the convective envelope Let denote the Roche potential on the
surface, and the potential in the Lagrangian
point . The degree of contact When discussing the degrees of freedom we include also unphysical configurations violating the contact condition. The physical parameters of a stationary system are mass where and is the mass
variable. Evolutionary effects in the secondary are much smaller and
will be neglected. The composition is then described by the
metallicity With these approximations we have the four physical parameters
. Basic observational data are period ## 2.4. Thermal stabilityThe thermal stability problem concerns perturbations in the distribution of entropy. The perturbed system is supposed to be in hydrostatic equilibrium and uniform rotation and to satisfy the equal entropy condition. Mass and total angular momentum and the composition of each mass element are kept fixed. With these definitions the thermal stability problem is uniquely defined. Note that (on account of perturbations in the mass ratio) the chemical profile of a perturbed system is not described by Eq. (8). The stability can be tested either in a stability analysis (i.e. in a discussion of the eigenvalues of the stability problem) or studying the evolution, starting with a small perturbation. This stability problem is formally applicable also to systems violating the contact condition. (Physically, equal entropy requires contact, but this point is unimportant in a formal stability discussion.) Other thermal stability problems can be obtained on replacing the equal entropy condition by another equation. The connection between different thermal stability problems will be discussed in Sect. 4. ## 2.5. Theoretical light curvesFor comparison with the observations we shall need theoretical light curves. Here we present a simple light curve synthesis without reference to Roche geometry. Input parameters are the spherically averaged radii
and the effective temperatures
of the components, their separation and the inclination angle Next we make use of the approximations to split the area

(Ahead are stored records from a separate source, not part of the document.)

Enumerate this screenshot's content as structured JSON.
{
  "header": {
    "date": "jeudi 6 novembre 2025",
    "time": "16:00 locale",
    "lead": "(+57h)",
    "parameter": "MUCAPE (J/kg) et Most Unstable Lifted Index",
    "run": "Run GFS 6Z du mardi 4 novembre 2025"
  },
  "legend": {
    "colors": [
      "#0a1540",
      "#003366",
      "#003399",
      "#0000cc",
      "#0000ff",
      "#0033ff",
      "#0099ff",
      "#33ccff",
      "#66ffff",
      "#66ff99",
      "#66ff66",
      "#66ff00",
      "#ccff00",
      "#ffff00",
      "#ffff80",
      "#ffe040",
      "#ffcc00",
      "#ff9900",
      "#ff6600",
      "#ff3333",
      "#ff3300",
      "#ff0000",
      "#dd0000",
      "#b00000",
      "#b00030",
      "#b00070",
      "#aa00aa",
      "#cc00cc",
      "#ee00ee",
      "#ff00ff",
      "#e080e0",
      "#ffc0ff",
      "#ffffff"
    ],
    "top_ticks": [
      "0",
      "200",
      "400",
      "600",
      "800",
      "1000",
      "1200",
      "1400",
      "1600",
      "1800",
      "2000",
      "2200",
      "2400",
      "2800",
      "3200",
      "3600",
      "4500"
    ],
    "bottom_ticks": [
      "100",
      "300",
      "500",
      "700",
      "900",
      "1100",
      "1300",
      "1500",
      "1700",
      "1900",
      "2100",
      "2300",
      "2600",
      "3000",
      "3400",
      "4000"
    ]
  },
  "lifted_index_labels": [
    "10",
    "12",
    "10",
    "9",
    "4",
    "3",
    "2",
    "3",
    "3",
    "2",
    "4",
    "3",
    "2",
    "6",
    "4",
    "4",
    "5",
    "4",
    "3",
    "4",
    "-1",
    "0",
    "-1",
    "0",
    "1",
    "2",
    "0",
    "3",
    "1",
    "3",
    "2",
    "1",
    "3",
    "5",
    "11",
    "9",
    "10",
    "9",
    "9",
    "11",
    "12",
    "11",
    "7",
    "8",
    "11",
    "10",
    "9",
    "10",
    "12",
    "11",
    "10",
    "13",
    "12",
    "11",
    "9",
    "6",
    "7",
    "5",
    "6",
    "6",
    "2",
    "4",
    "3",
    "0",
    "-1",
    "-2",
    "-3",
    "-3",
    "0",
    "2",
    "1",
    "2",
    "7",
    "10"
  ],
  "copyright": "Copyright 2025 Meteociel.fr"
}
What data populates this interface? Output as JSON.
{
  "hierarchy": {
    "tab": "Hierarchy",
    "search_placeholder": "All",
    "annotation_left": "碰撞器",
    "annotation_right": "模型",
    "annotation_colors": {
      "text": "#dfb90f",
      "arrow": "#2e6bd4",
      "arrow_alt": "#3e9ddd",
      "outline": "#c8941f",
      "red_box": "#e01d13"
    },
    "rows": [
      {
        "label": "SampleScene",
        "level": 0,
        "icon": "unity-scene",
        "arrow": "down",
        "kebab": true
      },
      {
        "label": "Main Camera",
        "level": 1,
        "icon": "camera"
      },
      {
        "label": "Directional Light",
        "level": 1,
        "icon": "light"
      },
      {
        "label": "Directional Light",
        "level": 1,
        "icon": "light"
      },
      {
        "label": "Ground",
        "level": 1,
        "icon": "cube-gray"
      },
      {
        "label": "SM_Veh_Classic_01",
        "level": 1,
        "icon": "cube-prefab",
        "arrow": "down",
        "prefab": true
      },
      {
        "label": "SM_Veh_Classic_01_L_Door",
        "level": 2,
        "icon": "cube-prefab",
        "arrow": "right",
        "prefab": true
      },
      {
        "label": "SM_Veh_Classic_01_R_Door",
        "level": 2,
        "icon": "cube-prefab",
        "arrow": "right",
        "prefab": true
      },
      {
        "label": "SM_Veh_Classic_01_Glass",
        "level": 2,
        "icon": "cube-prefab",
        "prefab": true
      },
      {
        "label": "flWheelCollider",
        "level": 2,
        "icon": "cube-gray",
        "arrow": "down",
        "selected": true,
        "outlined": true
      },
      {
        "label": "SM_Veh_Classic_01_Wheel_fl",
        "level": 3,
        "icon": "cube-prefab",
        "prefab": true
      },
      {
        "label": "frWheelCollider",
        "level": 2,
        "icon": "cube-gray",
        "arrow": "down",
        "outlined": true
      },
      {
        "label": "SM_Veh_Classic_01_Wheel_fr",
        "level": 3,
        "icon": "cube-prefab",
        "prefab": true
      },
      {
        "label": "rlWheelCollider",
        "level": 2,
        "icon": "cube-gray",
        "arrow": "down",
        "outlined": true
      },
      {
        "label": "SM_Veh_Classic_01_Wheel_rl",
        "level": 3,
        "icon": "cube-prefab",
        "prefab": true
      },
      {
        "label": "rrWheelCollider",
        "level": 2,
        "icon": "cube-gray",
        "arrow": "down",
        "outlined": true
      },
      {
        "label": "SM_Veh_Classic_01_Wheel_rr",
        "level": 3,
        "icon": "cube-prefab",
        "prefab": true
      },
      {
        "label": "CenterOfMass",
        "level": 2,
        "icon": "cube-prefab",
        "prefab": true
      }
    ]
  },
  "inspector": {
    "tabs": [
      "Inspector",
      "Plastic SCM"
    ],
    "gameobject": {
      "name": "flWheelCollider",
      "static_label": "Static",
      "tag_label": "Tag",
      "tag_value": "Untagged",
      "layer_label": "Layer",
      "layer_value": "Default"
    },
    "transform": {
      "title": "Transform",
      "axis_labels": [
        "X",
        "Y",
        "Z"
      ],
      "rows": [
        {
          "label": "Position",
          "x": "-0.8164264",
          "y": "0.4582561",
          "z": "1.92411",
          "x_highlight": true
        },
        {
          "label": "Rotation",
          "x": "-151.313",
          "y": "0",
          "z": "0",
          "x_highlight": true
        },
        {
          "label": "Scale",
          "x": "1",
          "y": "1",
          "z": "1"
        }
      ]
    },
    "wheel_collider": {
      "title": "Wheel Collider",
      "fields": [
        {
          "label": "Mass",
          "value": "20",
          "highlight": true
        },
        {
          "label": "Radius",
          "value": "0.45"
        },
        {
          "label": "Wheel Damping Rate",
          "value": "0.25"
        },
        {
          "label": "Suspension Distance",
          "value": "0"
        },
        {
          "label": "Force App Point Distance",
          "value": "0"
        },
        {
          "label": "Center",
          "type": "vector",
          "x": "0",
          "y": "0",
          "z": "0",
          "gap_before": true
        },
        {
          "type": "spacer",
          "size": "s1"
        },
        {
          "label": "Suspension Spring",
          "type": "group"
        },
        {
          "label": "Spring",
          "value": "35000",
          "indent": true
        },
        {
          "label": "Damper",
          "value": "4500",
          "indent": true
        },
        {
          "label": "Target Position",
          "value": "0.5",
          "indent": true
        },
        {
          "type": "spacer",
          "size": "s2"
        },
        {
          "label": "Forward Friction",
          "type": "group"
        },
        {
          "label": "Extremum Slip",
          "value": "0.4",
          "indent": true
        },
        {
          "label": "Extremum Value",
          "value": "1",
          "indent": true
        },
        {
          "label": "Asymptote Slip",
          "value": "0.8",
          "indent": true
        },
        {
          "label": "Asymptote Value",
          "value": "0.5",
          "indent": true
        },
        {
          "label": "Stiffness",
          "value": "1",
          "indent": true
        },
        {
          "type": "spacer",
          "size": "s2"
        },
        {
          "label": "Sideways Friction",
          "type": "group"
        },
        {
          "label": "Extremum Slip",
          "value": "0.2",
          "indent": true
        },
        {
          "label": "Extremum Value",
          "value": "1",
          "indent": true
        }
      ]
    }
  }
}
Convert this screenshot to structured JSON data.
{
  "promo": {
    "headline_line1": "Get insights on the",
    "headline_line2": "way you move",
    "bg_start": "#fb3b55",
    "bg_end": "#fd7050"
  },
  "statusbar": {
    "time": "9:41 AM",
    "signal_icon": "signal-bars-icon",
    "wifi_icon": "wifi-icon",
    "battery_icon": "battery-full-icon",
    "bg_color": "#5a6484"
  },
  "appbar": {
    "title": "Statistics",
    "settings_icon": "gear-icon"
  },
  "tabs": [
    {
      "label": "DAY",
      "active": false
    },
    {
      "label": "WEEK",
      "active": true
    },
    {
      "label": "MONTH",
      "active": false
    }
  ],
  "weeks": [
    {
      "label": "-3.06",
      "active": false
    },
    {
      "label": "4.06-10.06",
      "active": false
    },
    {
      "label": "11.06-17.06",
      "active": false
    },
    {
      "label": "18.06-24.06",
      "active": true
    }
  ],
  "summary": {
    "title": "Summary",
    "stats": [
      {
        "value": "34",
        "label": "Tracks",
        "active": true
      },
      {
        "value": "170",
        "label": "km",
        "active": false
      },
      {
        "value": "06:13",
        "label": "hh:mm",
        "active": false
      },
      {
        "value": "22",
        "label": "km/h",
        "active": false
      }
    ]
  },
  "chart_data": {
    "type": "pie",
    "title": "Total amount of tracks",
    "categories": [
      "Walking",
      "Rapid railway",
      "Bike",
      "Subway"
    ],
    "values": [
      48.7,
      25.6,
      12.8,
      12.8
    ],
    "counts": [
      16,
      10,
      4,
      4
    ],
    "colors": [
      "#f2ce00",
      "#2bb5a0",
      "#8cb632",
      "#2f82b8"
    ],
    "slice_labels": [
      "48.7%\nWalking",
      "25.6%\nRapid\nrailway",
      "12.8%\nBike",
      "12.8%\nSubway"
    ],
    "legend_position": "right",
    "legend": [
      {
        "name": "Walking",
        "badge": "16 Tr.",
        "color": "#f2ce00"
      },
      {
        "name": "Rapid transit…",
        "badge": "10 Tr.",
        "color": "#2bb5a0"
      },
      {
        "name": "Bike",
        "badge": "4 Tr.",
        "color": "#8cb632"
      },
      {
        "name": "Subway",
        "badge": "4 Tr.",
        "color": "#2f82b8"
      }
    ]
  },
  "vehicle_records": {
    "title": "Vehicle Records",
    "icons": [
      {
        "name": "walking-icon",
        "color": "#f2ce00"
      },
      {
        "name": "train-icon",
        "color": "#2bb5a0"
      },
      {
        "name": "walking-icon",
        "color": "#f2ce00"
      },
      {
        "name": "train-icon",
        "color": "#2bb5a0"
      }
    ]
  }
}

It remains to give explicit expressions for these areas. In the case of we have either an occultation with or a transit with In the case of we obtain with . In the subcase of we find with , and finally In the remaining subcase of we have with If the primary is in front of the secondary, the final result is If the secondary is in front of the primary, the indices 1 and 2 must be interchanged. The systems BV Dra and BW Dra can be used to test this simple light curve synthesis. Light curves of BV Dra (Yamasaki 1979) and BW Dra (Ruciski & Kaluzny 1982) and spectroscopic observations of both systems (Batten & Lu 1985) were used by Kaluzny & Ruciski (1986, hereafter KR86) to derive the following parameters: Theoretical light curves with these parameters as obtained by the present simple procedure are shown in Figs. 2 and 3, together with the observed light curves. The agreement is rather good for BV Dra (the theoretical light curve is somewhat too shallow) and very good for BW Dra. A comparison with the theoretical light curves of KR86 shows that the present results are only slightly inferior. Accordingly, effects neglected in the present light curve synthesis are of minor importance.
© European Southern Observatory (ESO) 1997 Online publication: July 8, 1998 |